- XGBoost, LightGBM, and CatBoost — we often work with tabular data so gradient boosting libraries are a must.
- TensorFlow and Keras for deep learning.
- SHAP for model interpretation.
- Optuna for hyperparameter tuning.
- MLFlow for tracking experiments.
- Dagster for building pipelines.
We automated the code markup process to clearly understand which team a particular piece of code belongs to. To do this, we made a markup language and wrote a system that collects and visualizes information. Each employee can see which features are in the team’s scope and which product owner is responsible for them. We automatically weed out errors in production and send a notification to the member of the team responsible for this piece of code. Learn more about code ownership at Wrike in this article.
We believe technical debt is a common concern for all engineers. That’s why we’ve created a mechanism of engineering initiatives that allows us to introduce engineering-wide improvements like migration to new UI components or to a new version of a framework.
Initiatives work in different departments: frontend, backend, QA, QAA, and crafting
For example, engineering initiatives helped us implement the Code Ownership project. We marked up all our code and now we know which team is responsible for a specific fragment. Also, with the help of initiatives, we’ve made consistent toolbars in different product views.
Application for initiatives monitoring: mobile and web versions
Over the past two years, we’ve implemented 141 initiatives and completed 8,655 tasks.
The mechanism of engineering initiatives not only helps solve the company’s problems, but allows engineers to prove themselves as the owner and driver of the project.
Sharing knowledge and out-of-the-box perspectives is a huge part of our engineering culture. Knowledge sharing is a platform for people and a club for communication. We get together every other week and listen to our fellow Wrikers talk, mixing useful work-related topics (e.g., switching to a new stack or accessibility) and anything else that’s interesting for our developers. Each engineer can suggest a topic, and we help them prepare a presentation and review their report.
Wrikers discuss processes and technologies not only at Wrike. Our engineers participate at conferences and meetups with their talks, write articles, promote Wrike at exhibitions, and contribute to the open source community. We help with preparing reports and writing texts, and we conduct training workshops for authors and speakers. We hold an internal hackathon every year, and more than 15 features developed during the hackathon have become a full-fledged part of the product in five years.
With: IT Recruiter
Duration: 20–35 minutes

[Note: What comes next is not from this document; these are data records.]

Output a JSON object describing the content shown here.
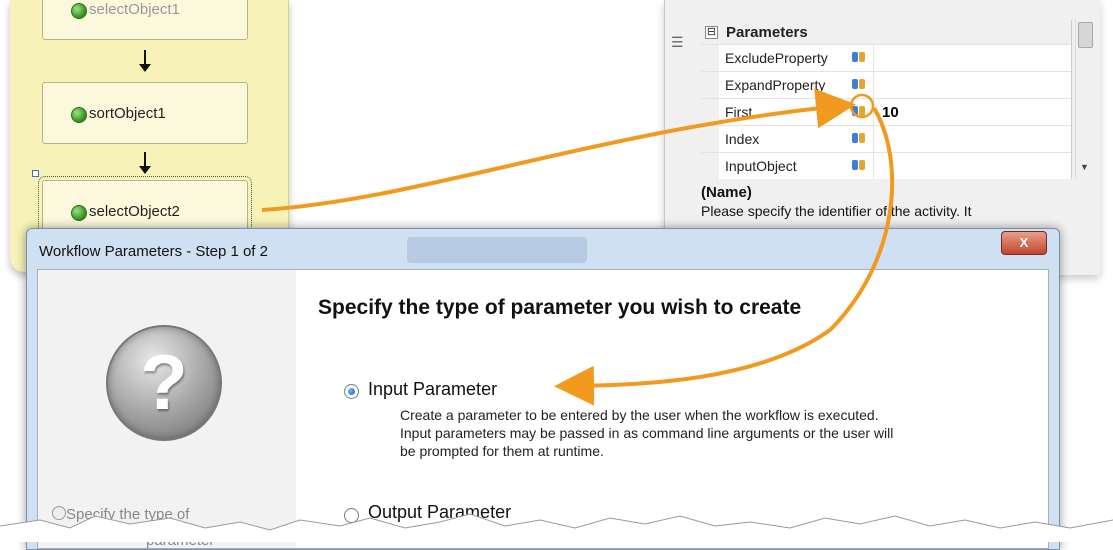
{
  "designer": {
    "activities": [
      {
        "label": "selectObject1"
      },
      {
        "label": "sortObject1"
      },
      {
        "label": "selectObject2"
      }
    ]
  },
  "property_grid": {
    "gutter_icon": "list-icon",
    "category": {
      "toggle": "⊟",
      "label": "Parameters"
    },
    "rows": [
      {
        "name": "ExcludeProperty",
        "value": ""
      },
      {
        "name": "ExpandProperty",
        "value": ""
      },
      {
        "name": "First",
        "value": "10"
      },
      {
        "name": "Index",
        "value": ""
      },
      {
        "name": "InputObject",
        "value": ""
      }
    ],
    "description": {
      "title": "(Name)",
      "text": "Please specify the identifier of the activity. It"
    }
  },
  "dialog": {
    "title": "Workflow Parameters - Step 1 of 2",
    "close_label": "X",
    "heading": "Specify the type of parameter you wish to create",
    "help_glyph": "?",
    "left_caption_line1": "Specify the type of",
    "left_caption_line2": "parameter",
    "options": [
      {
        "label": "Input Parameter",
        "checked": true,
        "description": [
          "Create a parameter to be entered by the user when the workflow is executed.",
          "Input parameters may be passed in as command line arguments or the user will",
          "be prompted for them at runtime."
        ]
      },
      {
        "label": "Output Parameter",
        "checked": false,
        "description": []
      }
    ]
  },
  "colors": {
    "arrow": "#f29a1f",
    "designer_bg": "#f7f2b7",
    "dialog_frame": "#cfe0f2"
  }
}
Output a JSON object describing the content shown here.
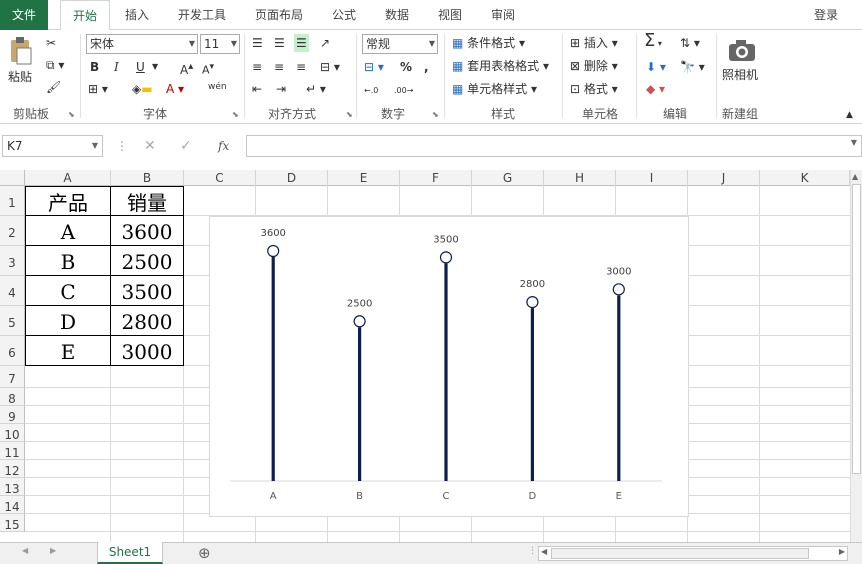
{
  "ribbon_tabs": [
    "文件",
    "开始",
    "插入",
    "开发工具",
    "页面布局",
    "公式",
    "数据",
    "视图",
    "审阅"
  ],
  "login_label": "登录",
  "clipboard": {
    "paste_label": "粘贴",
    "group_label": "剪贴板"
  },
  "font": {
    "name": "宋体",
    "size": "11",
    "group_label": "字体",
    "bold": "B",
    "italic": "I",
    "underline": "U",
    "grow": "A",
    "shrink": "A",
    "wen": "wén",
    "font_color": "A"
  },
  "alignment": {
    "group_label": "对齐方式"
  },
  "number": {
    "format": "常规",
    "group_label": "数字",
    "percent": "%",
    "comma": ","
  },
  "styles": {
    "conditional": "条件格式",
    "table": "套用表格格式",
    "cell": "单元格样式",
    "group_label": "样式"
  },
  "cells": {
    "insert": "插入",
    "delete": "删除",
    "format": "格式",
    "group_label": "单元格"
  },
  "editing": {
    "group_label": "编辑",
    "sigma": "Σ"
  },
  "camera": {
    "label": "照相机",
    "group_label": "新建组"
  },
  "name_box": "K7",
  "fx_label": "fx",
  "columns": [
    "A",
    "B",
    "C",
    "D",
    "E",
    "F",
    "G",
    "H",
    "I",
    "J",
    "K"
  ],
  "rows": [
    "1",
    "2",
    "3",
    "4",
    "5",
    "6",
    "7",
    "8",
    "9",
    "10",
    "11",
    "12",
    "13",
    "14",
    "15"
  ],
  "table": {
    "header": [
      "产品",
      "销量"
    ],
    "rows": [
      [
        "A",
        "3600"
      ],
      [
        "B",
        "2500"
      ],
      [
        "C",
        "3500"
      ],
      [
        "D",
        "2800"
      ],
      [
        "E",
        "3000"
      ]
    ]
  },
  "chart_data": {
    "type": "lollipop",
    "categories": [
      "A",
      "B",
      "C",
      "D",
      "E"
    ],
    "values": [
      3600,
      2500,
      3500,
      2800,
      3000
    ],
    "data_labels": [
      "3600",
      "2500",
      "3500",
      "2800",
      "3000"
    ],
    "title": "",
    "xlabel": "",
    "ylabel": "",
    "ylim": [
      0,
      4000
    ],
    "grid": false,
    "legend": "none",
    "stem_color": "#0d1f4f",
    "marker_fill": "#ffffff"
  },
  "sheet_tabs": [
    "Sheet1"
  ],
  "add_sheet": "⊕"
}
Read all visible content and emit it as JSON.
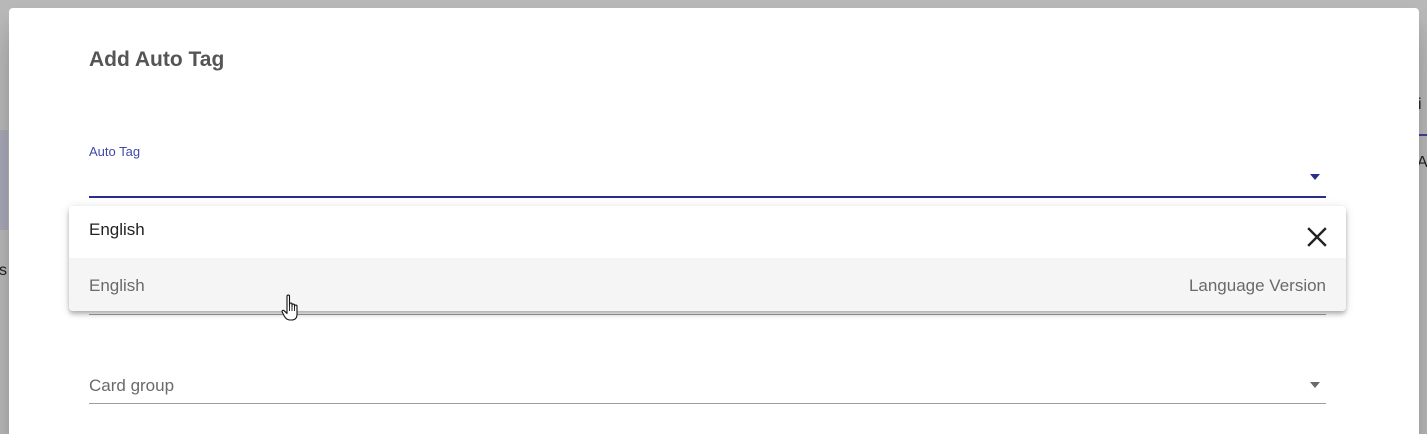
{
  "background": {
    "left_text": "s",
    "right_tab_text": "i",
    "right_text": "A"
  },
  "dialog": {
    "title": "Add Auto Tag",
    "auto_tag_field": {
      "label": "Auto Tag",
      "value": ""
    },
    "dropdown": {
      "search_value": "English",
      "options": [
        {
          "label": "English",
          "type": "Language Version"
        }
      ]
    },
    "card_group_field": {
      "placeholder": "Card group"
    }
  },
  "colors": {
    "accent": "#2c2c8a",
    "label_accent": "#3f4aa8",
    "title": "#555555",
    "muted": "#6a6a6a",
    "hover": "#f5f5f5"
  },
  "icons": {
    "close": "close-icon",
    "dropdown_arrow": "chevron-down-icon",
    "cursor": "hand-pointer-icon"
  }
}
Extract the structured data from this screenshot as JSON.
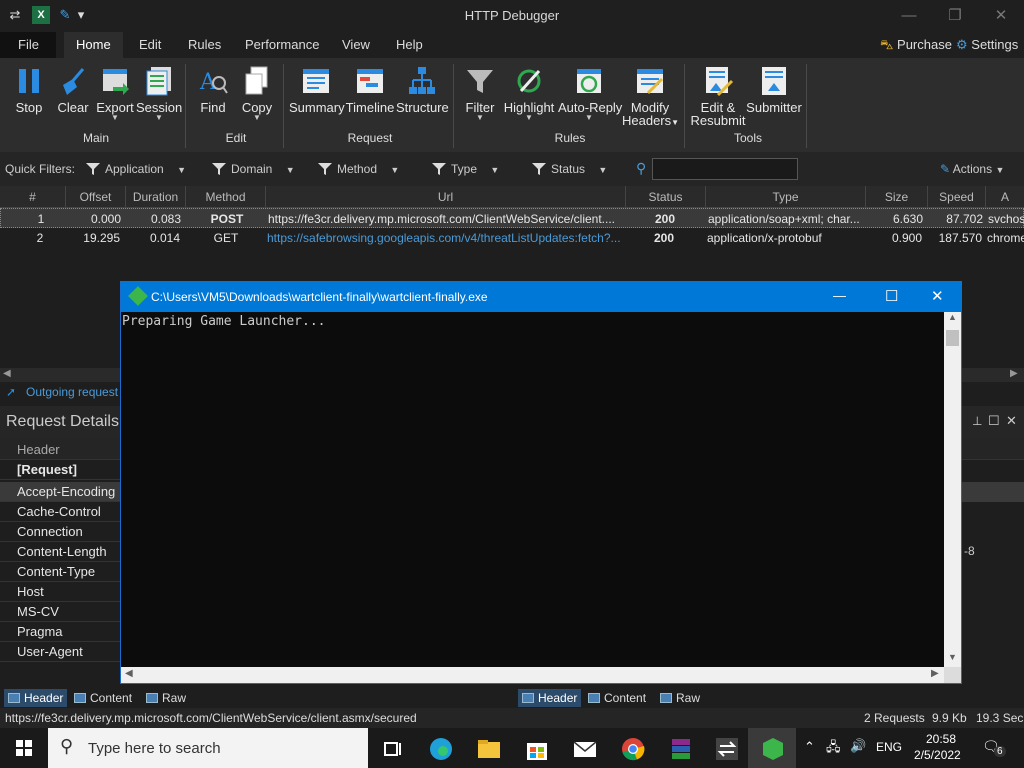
{
  "window": {
    "title": "HTTP Debugger",
    "quick_access": [
      "⇄",
      "X",
      "✎",
      "▾"
    ],
    "controls": {
      "minimize": "—",
      "maximize": "❐",
      "close": "✕"
    }
  },
  "menu": {
    "file": "File",
    "tabs": [
      "Home",
      "Edit",
      "Rules",
      "Performance",
      "View",
      "Help"
    ],
    "purchase": "Purchase",
    "settings": "Settings"
  },
  "ribbon": {
    "buttons": [
      {
        "name": "stop",
        "label": "Stop"
      },
      {
        "name": "clear",
        "label": "Clear"
      },
      {
        "name": "export",
        "label": "Export"
      },
      {
        "name": "session",
        "label": "Session"
      },
      {
        "name": "find",
        "label": "Find"
      },
      {
        "name": "copy",
        "label": "Copy"
      },
      {
        "name": "summary",
        "label": "Summary"
      },
      {
        "name": "timeline",
        "label": "Timeline"
      },
      {
        "name": "structure",
        "label": "Structure"
      },
      {
        "name": "filter",
        "label": "Filter"
      },
      {
        "name": "highlight",
        "label": "Highlight"
      },
      {
        "name": "auto-reply",
        "label": "Auto-Reply"
      },
      {
        "name": "modify-headers",
        "label": "Modify",
        "label2": "Headers"
      },
      {
        "name": "edit-resubmit",
        "label": "Edit &",
        "label2": "Resubmit"
      },
      {
        "name": "submitter",
        "label": "Submitter"
      }
    ],
    "groups": [
      "Main",
      "Edit",
      "Request",
      "Rules",
      "Tools"
    ]
  },
  "filters": {
    "label": "Quick Filters:",
    "items": [
      "Application",
      "Domain",
      "Method",
      "Type",
      "Status"
    ],
    "actions": "Actions"
  },
  "grid": {
    "columns": [
      "#",
      "Offset",
      "Duration",
      "Method",
      "Url",
      "Status",
      "Type",
      "Size",
      "Speed",
      "A"
    ],
    "rows": [
      {
        "num": "1",
        "offset": "0.000",
        "duration": "0.083",
        "method": "POST",
        "url": "https://fe3cr.delivery.mp.microsoft.com/ClientWebService/client....",
        "status": "200",
        "type": "application/soap+xml; char...",
        "size": "6.630",
        "speed": "87.702",
        "app": "svchost"
      },
      {
        "num": "2",
        "offset": "19.295",
        "duration": "0.014",
        "method": "GET",
        "url": "https://safebrowsing.googleapis.com/v4/threatListUpdates:fetch?...",
        "status": "200",
        "type": "application/x-protobuf",
        "size": "0.900",
        "speed": "187.570",
        "app": "chrome"
      }
    ]
  },
  "outgoing": "Outgoing request",
  "details": {
    "title": "Request Details",
    "header_col": "Header",
    "rows": [
      "[Request]",
      "Accept-Encoding",
      "Cache-Control",
      "Connection",
      "Content-Length",
      "Content-Type",
      "Host",
      "MS-CV",
      "Pragma",
      "User-Agent"
    ],
    "side_value": "-8",
    "pin": "📌",
    "float": "☐",
    "close": "✕"
  },
  "bottom_tabs_left": [
    "Header",
    "Content",
    "Raw"
  ],
  "bottom_tabs_right": [
    "Header",
    "Content",
    "Raw"
  ],
  "status": {
    "url": "https://fe3cr.delivery.mp.microsoft.com/ClientWebService/client.asmx/secured",
    "requests": "2 Requests",
    "size": "9.9 Kb",
    "time": "19.3 Sec"
  },
  "console": {
    "title": "C:\\Users\\VM5\\Downloads\\wartclient-finally\\wartclient-finally.exe",
    "text": "Preparing Game Launcher...",
    "minimize": "—",
    "maximize": "☐",
    "close": "✕"
  },
  "taskbar": {
    "search_placeholder": "Type here to search",
    "lang": "ENG",
    "time": "20:58",
    "date": "2/5/2022",
    "notifications": "6"
  },
  "colors": {
    "accent": "#0078d7",
    "link": "#4a9bd8",
    "ribbon_icon": "#2a8be0"
  }
}
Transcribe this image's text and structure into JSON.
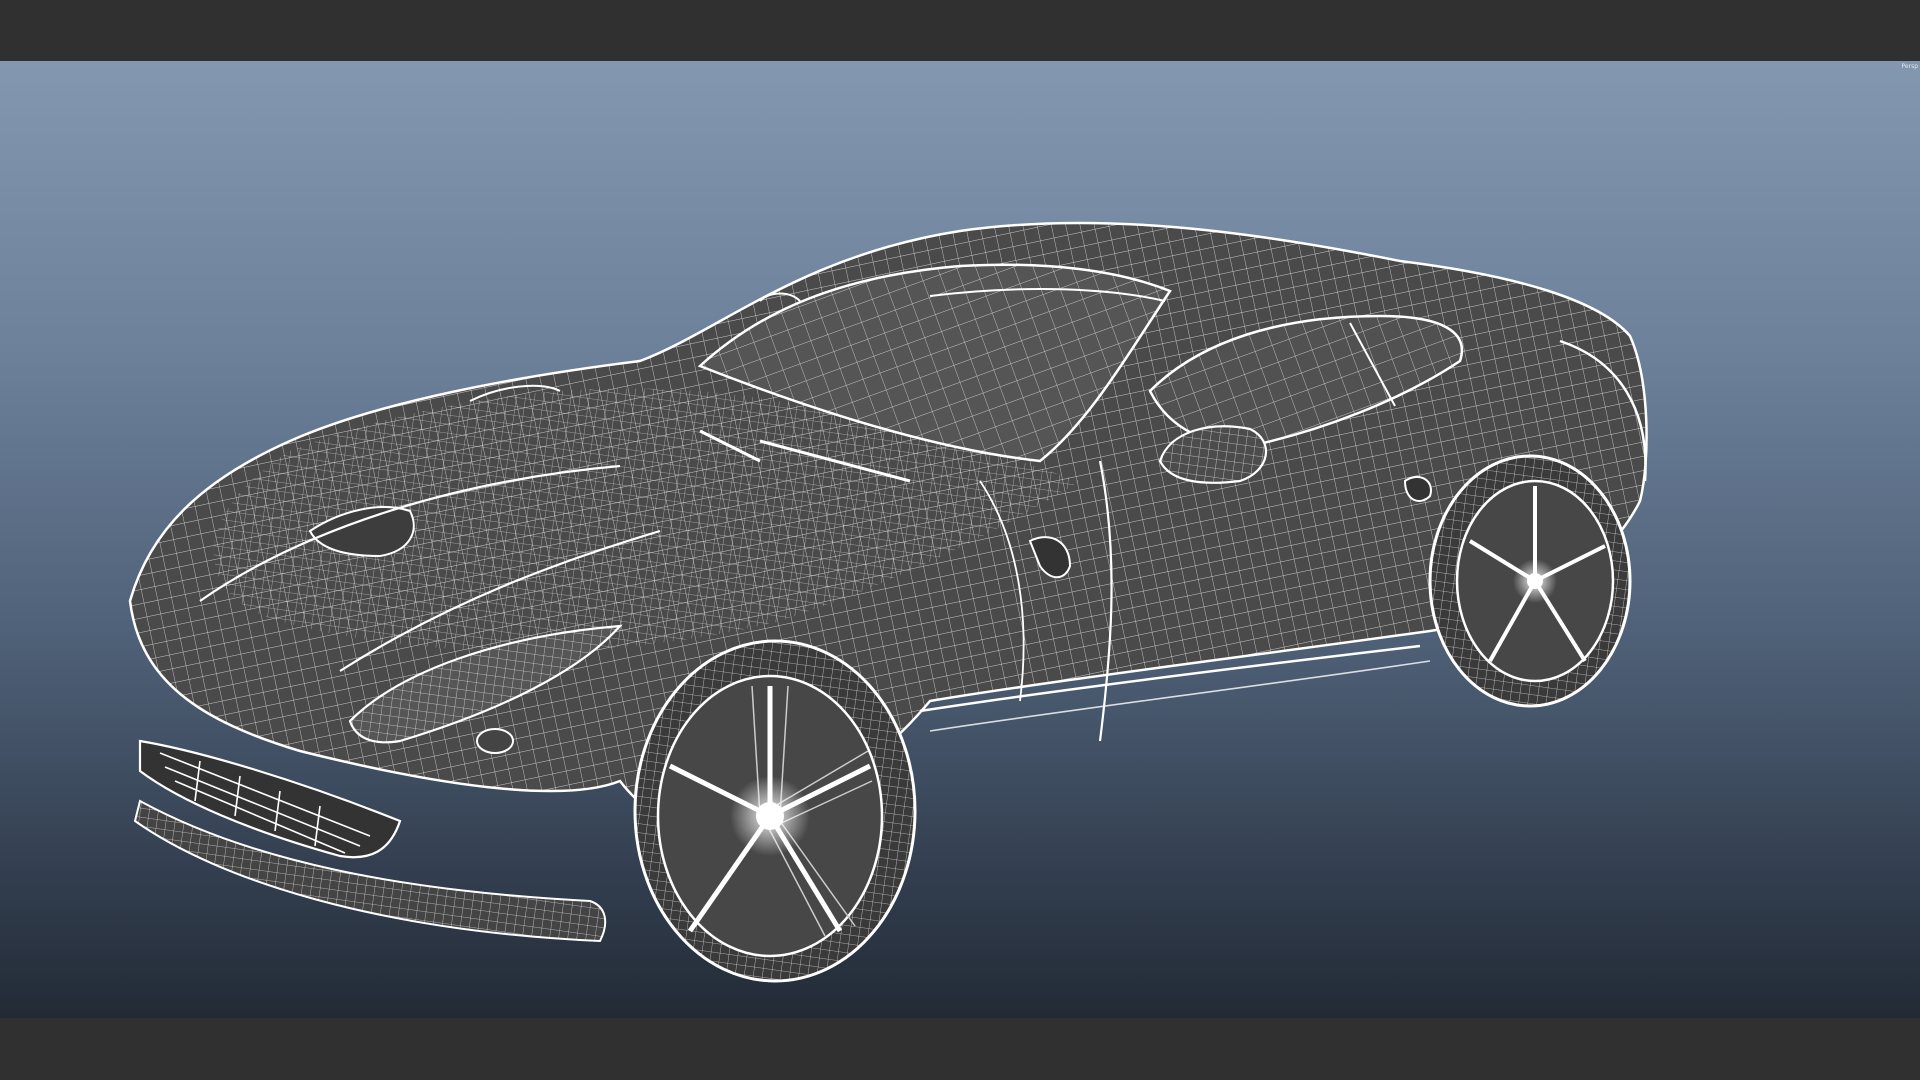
{
  "viewport": {
    "corner_label": "Persp",
    "shading_mode": "wireframe-on-shaded",
    "background_gradient": [
      "#8497b0",
      "#6d819b",
      "#4f6178",
      "#2f3a4a",
      "#222a35"
    ],
    "wire_color": "#ffffff",
    "body_color": "#4a4a4a"
  },
  "model": {
    "subject": "sports-car-wireframe"
  }
}
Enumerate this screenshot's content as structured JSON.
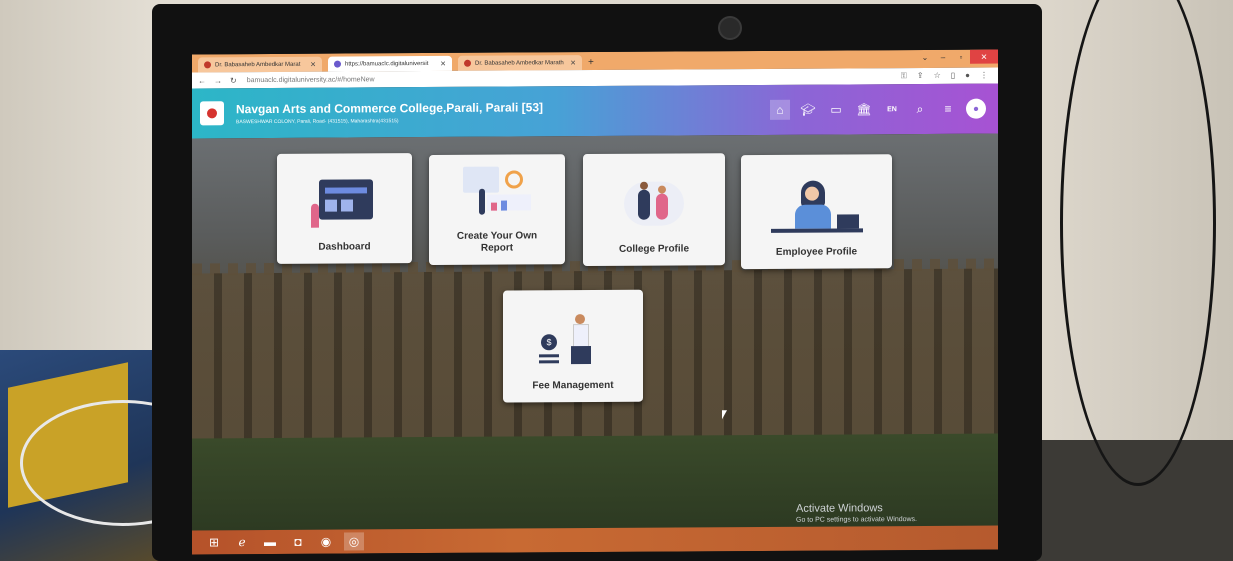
{
  "browser": {
    "tabs": [
      {
        "label": "Dr. Babasaheb Ambedkar Marat",
        "active": false
      },
      {
        "label": "https://bamuaclc.digitaluniversit",
        "active": true
      },
      {
        "label": "Dr. Babasaheb Ambedkar Marath",
        "active": false
      }
    ],
    "new_tab_label": "+",
    "url": "bamuaclc.digitaluniversity.ac/#/homeNew"
  },
  "header": {
    "college_name": "Navgan Arts and Commerce College,Parali, Parali [53]",
    "address": "BASWESHWAR COLONY, Parali, Road- (431515), Maharashtra(431515)",
    "lang_label": "EN"
  },
  "tiles": [
    {
      "label": "Dashboard"
    },
    {
      "label": "Create Your Own Report"
    },
    {
      "label": "College Profile"
    },
    {
      "label": "Employee Profile"
    },
    {
      "label": "Fee Management"
    }
  ],
  "watermark": {
    "title": "Activate Windows",
    "subtitle": "Go to PC settings to activate Windows."
  },
  "colors": {
    "header_start": "#2cb6c7",
    "header_end": "#a752d3",
    "taskbar": "#c86a33"
  }
}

During the first step we tell you about Wrike, your role’s responsibilities, and the team, and ask questions about your experiences and expectations. You’ll also have an opportunity to ask us anything about Wrike that might interest you.
With: Developers from the teams and/or your future manager
Duration: 1.5–2 hours
We’ll discuss several code-related tasks depending on your experience, focusing on approaches and solutions that you propose. You’ll be asked to write sample code, but we don’t require you to run it during the interview. In addition, we’ll talk about your previous projects, our stack, and projects, and ask you some technical questions.
Our candidates are always encouraged to share their stories and experiences, ask questions about our stack, challenges, processes, and how we work within our teams.
With: Your future head/director of the department and HR
Duration: 1.5–2 hours
The main objective of the final interview is to match expectations on both sides. We’ll discuss Citrix’s core values and processes as well as daily life in the office, and discuss your previous experience. Finally, we’ll talk about the projects you’ll work on, as we’re always looking for ways to improve how we work. We’d love to hear your thoughts on these topics. Our goal is to address any questions you may have during this step.
If you like what you see and want to join our team, we’d be happy to meet you!
Apply to open positions on our career page.